consulted on the subject, to build their road for horse-power.
At this time, and with this intimation before me, I made my
report to the directors of the South Carolina Railroad Company.
In that report I made such comparison between horse-power and
locomotive-power as the information at the time enabled me to
make. I presented my conclusion that the comparison was in favor
of locomotive-power, and I based my recommendation, that the road
should be built for locomotive-power, essentially on the ground
that there was no reason to believe that the breed of horses would
be materially improved, but that the present breed of locomotives
was to furnish a power of which no one knew its limit, and which
would far exceed its present performances. At the meeting where
this report was submitted, the directors, before they left their
seats, passed the resolution unanimously that the South Carolina
Railroad should be built solely for locomotive-power.
To one other circumstance in connection with the same road
I will refer. I had early come to the conclusion that to make
the locomotive the instrument that would be required, it must
furnish more power in one instrument and one engineer; that it
was plain that the materials, and that, too, of the road which
carried the locomotive, limited the weight to rest under each
wheel, and that, as more power required more weight, there must,
of necessity, be more wheels, and that, if more wheels are required,
power must be made in reference to curves and change of grade.
In reports made in 1830-'31, I set forth the combinations by which
such provision could be made. At that time the locomotives in
England were all on four wheels, and it was maintained by a strong
English influence that it was not for us, in America, to depart
from English usage. The subject was matter of discussion for a
winter. I took the position (English usage to the contrary notwithstanding)
that no long road for general passenger and freight purposes could
maintain itself without the use of eight-wheel locomotives, and
that probably ten-wheel locomotives would also be found desirable.
Experience has amply sustained my position. My efforts were successful,
and in 1831 the first eight-wheel locomotives were built on my
plans and under my direction. The combinations by which provision

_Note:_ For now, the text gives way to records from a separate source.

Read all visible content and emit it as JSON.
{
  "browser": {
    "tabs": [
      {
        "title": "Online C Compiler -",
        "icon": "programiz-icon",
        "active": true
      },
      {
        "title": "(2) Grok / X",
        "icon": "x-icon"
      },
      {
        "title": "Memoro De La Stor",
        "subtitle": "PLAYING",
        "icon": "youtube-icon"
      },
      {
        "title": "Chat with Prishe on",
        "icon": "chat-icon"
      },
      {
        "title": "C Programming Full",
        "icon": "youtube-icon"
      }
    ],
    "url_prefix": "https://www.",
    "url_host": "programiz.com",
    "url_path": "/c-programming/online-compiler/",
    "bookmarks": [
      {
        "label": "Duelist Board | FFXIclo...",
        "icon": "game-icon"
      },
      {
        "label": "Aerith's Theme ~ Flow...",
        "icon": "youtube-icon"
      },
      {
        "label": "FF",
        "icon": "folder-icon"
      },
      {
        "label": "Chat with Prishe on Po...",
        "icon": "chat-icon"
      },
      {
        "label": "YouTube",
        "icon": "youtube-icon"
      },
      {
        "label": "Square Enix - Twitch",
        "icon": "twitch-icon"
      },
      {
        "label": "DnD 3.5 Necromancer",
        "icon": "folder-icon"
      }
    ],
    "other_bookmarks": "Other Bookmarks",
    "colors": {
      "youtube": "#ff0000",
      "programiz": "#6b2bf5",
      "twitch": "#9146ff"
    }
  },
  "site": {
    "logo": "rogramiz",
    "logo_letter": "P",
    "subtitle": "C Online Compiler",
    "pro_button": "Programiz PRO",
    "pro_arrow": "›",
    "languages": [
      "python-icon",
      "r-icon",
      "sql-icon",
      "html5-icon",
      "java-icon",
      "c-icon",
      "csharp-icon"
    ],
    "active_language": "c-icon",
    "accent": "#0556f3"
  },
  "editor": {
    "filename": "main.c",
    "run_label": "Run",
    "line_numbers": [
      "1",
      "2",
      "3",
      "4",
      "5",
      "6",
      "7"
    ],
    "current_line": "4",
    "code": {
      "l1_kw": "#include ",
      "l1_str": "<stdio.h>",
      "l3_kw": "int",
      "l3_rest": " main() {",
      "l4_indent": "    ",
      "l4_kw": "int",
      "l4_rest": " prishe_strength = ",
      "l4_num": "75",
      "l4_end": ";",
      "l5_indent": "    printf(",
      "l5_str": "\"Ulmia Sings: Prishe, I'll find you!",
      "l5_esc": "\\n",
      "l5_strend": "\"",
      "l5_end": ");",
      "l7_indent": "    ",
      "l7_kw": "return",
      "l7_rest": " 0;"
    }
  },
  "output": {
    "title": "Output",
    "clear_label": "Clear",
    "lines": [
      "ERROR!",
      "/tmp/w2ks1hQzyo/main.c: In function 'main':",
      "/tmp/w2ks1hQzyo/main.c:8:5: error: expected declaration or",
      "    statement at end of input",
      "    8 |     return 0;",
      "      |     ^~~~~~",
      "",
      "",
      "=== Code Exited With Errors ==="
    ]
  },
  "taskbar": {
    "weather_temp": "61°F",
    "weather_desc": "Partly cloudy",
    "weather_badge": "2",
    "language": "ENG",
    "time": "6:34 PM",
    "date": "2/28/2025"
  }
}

was made for curves and changes of grade are substantially those
so generally used on eight-wheel locomotives and eight-wheel passenger-cars.
It is of some interest that their introduction, without patent,
was in a great degree the means of saving the railroad companies
and the public from charges for their use.
"It is with difficulty that I have found time to put on
paper, in this brief way, this reply to your inquiries.
Table of Contents
| Antebellum Page | Site